g) Proper utilization of natural resources: In the unplanned economy, natural resources are underutilized, misutilized and wasted. Therefore, in an underdeveloped economy, concrete action is essential for making the use of natural resources for production purpose and it is safe which implements this action through economic planning. Nepal is assumed rich in natural resources; hence the existing natural resources can be properly utilized in periodic plan.

h) Reduction in unequal distribution of income and wealth: In the poor and underdeveloped countries, there exist inequalities and disparities in the distribution of income and wealth. There is a sharp gap between poor and rich which is a threat to the sovereignty of a nation. Thus, distributive justice becomes indispensable by removing economic inequalities and disparities through adopting effective monetary and fiscal and other development activities. For this purpose, economic planning is a tool to overcome such shortcomings and creating a conductive atmosphere for economic development.

i) Economic and price stability: In the planned economy, the development of one sector is coordinated in such a way with other sectors so that a balanced and smooth development may take place.

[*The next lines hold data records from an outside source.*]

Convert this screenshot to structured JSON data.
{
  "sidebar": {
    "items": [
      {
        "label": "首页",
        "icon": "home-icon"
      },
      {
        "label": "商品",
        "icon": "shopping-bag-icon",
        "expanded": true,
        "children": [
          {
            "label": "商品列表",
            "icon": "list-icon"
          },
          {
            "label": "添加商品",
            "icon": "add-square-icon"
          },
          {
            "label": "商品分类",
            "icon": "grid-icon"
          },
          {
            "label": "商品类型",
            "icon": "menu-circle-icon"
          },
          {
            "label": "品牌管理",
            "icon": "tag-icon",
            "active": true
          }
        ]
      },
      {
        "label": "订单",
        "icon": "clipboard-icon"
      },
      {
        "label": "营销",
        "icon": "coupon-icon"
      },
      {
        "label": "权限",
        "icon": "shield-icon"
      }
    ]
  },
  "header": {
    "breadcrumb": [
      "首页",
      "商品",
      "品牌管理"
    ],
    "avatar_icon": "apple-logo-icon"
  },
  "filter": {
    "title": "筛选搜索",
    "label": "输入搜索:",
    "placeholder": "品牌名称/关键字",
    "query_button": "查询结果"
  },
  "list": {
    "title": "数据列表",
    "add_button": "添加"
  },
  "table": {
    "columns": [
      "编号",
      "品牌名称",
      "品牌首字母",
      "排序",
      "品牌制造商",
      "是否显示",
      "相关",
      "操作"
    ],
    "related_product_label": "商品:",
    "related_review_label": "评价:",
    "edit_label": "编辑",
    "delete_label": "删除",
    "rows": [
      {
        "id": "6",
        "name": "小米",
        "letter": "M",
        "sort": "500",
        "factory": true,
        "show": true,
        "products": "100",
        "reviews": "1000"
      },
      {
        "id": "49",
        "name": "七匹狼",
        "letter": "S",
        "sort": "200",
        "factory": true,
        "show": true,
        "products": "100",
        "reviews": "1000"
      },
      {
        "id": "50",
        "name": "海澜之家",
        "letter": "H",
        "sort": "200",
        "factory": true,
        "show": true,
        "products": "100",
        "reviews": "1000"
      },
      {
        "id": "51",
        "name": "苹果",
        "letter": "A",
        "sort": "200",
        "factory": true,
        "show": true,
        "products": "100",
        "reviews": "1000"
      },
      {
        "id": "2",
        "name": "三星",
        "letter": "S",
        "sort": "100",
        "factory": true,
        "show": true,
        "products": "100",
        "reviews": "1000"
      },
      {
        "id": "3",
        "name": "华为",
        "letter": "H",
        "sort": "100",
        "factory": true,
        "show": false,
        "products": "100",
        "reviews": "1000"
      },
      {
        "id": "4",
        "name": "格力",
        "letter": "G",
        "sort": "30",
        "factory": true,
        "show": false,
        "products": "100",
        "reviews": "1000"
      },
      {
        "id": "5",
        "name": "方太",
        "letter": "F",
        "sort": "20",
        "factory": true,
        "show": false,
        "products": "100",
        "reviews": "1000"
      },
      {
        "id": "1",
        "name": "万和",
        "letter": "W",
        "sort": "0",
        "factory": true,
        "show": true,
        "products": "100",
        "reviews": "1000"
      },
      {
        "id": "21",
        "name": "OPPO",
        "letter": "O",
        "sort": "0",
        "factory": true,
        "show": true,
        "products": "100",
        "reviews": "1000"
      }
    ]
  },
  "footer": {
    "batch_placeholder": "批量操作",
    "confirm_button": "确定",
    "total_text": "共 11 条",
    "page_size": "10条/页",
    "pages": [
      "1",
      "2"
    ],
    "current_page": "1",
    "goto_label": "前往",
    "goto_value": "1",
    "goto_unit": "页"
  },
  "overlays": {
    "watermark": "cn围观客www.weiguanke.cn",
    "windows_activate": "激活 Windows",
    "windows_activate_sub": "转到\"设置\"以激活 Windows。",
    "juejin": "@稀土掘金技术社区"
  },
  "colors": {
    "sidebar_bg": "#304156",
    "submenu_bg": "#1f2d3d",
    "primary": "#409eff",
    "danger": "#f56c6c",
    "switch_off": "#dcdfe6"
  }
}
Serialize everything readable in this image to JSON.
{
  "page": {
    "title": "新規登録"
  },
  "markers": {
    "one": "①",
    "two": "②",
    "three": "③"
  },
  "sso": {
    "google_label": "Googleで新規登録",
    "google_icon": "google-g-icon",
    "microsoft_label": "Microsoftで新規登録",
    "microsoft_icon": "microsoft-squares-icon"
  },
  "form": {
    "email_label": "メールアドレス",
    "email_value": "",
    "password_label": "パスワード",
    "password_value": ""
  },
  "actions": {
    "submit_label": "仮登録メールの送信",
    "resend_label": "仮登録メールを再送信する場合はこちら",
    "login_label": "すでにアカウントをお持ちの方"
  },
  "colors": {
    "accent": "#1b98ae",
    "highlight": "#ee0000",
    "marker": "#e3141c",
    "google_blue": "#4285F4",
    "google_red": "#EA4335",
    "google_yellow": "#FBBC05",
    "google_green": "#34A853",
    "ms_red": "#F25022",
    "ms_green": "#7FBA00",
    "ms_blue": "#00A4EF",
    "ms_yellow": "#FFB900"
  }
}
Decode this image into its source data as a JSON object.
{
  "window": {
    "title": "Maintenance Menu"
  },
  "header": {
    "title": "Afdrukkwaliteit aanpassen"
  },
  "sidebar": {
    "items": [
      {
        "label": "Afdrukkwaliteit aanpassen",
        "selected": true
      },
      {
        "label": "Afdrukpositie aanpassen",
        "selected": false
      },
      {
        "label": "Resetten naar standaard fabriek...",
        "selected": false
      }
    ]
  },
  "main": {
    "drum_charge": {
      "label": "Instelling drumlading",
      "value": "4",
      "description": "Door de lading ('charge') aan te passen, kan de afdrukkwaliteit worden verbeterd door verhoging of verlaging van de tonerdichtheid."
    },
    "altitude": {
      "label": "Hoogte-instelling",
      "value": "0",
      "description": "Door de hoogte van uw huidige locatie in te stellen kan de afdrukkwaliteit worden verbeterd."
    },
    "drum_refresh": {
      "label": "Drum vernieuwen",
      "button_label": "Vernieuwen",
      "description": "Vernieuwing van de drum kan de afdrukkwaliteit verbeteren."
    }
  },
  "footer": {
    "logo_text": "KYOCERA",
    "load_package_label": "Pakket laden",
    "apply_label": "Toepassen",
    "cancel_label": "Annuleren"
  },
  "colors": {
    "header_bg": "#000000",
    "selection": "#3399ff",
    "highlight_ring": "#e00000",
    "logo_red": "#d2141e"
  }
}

Similarly, there are fewer chances of occasional fluctuation and uncertainty which affects development adversely. Thus, economic planning is a green signal to economic stability and prosperity of a country. Similarly, to attain stability is the price level is also a vital objective of economic planning. Economic planning is the only effective alternative for all evil of capitalism by minimizing the fear of trade cycles and progress with stability is desirable.

j) Defence of the country: By formulating economic planning, a country prepares and executes comprehensive plans to make modern and sophisticated armaments and equipments. There is another point in favour of making defence through planning. It enables the country to provide sufficient funds to modernize the defence structure.

Besides these, reduction in population, more farsightedness, control in economic concentrations and monopolistic tendencies, coordination of other sectors, expansion of the domestic and foreign trade requires not only the development of agricultural and industrial sectors along with social and economic overheads but also the existence of financial institutions. There is economic instability generated by international cyclical movements. It is the planning authority, which can control and regulate the domestic and foreign trade in the best interests of the economy.